> _Exercise materials_
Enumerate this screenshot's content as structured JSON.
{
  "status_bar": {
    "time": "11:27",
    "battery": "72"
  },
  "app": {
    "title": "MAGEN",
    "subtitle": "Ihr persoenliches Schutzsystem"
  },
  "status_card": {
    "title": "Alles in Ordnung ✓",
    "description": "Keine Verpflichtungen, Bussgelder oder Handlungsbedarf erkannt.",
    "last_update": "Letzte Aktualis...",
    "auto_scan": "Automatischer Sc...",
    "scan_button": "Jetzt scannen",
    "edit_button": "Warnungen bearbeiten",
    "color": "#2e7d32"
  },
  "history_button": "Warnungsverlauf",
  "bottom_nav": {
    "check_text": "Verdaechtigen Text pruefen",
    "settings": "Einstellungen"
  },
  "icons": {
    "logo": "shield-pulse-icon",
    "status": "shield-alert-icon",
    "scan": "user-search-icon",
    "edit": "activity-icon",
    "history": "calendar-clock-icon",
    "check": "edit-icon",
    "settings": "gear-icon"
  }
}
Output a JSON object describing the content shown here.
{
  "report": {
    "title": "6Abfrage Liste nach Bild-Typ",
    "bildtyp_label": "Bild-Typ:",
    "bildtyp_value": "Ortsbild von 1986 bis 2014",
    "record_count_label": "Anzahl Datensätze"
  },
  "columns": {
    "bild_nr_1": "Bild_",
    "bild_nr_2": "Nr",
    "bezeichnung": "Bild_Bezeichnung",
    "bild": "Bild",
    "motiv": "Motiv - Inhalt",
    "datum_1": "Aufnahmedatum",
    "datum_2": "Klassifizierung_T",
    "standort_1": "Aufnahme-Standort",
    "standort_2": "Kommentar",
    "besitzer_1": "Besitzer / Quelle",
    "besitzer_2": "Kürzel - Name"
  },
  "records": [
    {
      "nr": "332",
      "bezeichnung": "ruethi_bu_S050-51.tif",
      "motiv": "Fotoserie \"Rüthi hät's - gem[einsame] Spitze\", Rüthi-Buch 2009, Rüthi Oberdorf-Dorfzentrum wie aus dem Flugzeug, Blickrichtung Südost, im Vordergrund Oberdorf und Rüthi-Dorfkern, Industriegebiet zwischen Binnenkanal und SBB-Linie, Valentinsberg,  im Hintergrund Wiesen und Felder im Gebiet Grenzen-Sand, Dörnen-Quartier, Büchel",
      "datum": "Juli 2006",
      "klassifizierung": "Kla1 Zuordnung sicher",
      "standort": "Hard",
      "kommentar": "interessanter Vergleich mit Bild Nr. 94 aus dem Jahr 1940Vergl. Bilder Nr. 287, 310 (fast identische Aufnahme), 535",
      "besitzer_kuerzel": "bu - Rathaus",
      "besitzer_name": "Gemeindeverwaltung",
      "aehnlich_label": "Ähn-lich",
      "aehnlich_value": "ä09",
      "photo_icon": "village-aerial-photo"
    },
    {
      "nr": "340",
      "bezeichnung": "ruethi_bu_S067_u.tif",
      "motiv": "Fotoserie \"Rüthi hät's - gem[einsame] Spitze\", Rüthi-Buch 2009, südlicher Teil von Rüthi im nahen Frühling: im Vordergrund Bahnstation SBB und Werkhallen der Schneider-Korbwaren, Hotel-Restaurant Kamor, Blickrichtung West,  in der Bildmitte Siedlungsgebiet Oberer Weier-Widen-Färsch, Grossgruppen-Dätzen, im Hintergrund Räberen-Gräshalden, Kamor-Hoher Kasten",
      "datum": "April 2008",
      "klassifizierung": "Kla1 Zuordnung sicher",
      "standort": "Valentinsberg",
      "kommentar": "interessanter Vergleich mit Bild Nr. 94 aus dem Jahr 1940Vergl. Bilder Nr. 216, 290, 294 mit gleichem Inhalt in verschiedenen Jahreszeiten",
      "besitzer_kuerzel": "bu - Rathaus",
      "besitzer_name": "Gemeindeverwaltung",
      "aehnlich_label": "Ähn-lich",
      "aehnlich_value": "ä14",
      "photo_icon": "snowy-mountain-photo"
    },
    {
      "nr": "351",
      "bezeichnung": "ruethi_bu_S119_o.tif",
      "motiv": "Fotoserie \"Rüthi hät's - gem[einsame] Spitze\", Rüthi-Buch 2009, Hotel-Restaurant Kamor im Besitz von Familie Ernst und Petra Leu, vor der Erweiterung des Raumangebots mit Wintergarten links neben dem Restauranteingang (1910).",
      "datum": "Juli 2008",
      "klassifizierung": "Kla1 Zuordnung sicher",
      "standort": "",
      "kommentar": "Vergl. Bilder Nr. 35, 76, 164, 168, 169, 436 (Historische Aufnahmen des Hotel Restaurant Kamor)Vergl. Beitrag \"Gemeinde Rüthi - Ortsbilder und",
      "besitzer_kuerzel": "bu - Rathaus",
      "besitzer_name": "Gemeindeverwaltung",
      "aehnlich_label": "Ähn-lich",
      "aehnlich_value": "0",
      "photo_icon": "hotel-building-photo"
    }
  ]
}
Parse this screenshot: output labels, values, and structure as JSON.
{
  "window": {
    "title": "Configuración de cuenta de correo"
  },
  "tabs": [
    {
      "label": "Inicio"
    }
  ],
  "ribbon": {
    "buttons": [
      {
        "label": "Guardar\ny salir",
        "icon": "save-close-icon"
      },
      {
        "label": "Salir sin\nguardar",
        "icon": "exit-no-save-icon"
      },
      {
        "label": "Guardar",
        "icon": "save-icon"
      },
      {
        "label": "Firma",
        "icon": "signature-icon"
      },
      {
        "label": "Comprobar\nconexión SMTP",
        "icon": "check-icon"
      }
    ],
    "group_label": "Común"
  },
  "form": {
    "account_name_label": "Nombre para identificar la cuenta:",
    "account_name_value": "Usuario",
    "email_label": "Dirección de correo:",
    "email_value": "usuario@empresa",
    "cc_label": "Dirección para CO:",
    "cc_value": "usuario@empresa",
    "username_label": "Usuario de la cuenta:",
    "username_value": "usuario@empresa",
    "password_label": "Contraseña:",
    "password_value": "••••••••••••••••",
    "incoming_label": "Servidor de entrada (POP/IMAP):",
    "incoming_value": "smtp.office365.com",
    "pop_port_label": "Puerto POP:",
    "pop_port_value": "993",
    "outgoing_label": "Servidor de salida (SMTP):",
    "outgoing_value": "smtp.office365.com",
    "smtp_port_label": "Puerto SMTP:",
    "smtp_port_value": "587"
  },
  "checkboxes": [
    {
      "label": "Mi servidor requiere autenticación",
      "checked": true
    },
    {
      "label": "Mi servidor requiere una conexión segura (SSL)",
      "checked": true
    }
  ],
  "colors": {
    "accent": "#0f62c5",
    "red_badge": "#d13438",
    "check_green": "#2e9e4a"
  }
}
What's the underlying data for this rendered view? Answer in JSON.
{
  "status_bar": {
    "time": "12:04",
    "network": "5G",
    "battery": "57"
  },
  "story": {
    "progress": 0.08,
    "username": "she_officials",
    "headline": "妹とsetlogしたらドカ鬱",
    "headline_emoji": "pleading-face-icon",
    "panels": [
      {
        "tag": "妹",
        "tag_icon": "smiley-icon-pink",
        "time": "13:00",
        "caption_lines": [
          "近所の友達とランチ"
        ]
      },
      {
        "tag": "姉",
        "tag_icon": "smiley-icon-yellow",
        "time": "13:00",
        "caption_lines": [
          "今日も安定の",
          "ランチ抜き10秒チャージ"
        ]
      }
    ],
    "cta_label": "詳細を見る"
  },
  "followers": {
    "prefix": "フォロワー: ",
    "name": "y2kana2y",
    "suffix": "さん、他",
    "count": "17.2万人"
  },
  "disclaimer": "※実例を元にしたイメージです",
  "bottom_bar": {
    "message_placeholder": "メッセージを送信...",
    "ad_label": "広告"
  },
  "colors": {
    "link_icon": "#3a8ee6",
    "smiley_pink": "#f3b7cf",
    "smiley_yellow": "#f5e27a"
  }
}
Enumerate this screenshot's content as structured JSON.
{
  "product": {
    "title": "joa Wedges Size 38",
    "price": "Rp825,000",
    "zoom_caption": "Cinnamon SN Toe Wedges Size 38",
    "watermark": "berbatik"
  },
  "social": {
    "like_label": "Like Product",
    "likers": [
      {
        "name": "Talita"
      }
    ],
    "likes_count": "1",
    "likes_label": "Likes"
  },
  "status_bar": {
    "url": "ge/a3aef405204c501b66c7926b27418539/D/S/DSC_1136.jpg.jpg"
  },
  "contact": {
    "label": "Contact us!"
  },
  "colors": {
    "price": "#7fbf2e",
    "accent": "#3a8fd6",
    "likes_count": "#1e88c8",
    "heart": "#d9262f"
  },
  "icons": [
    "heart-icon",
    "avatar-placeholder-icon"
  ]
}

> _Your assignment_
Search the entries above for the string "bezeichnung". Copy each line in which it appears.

> _Expected answer_
    "bezeichnung": "Bild_Bezeichnung",
      "bezeichnung": "ruethi_bu_S050-51.tif",
      "bezeichnung": "ruethi_bu_S067_u.tif",
      "bezeichnung": "ruethi_bu_S119_o.tif",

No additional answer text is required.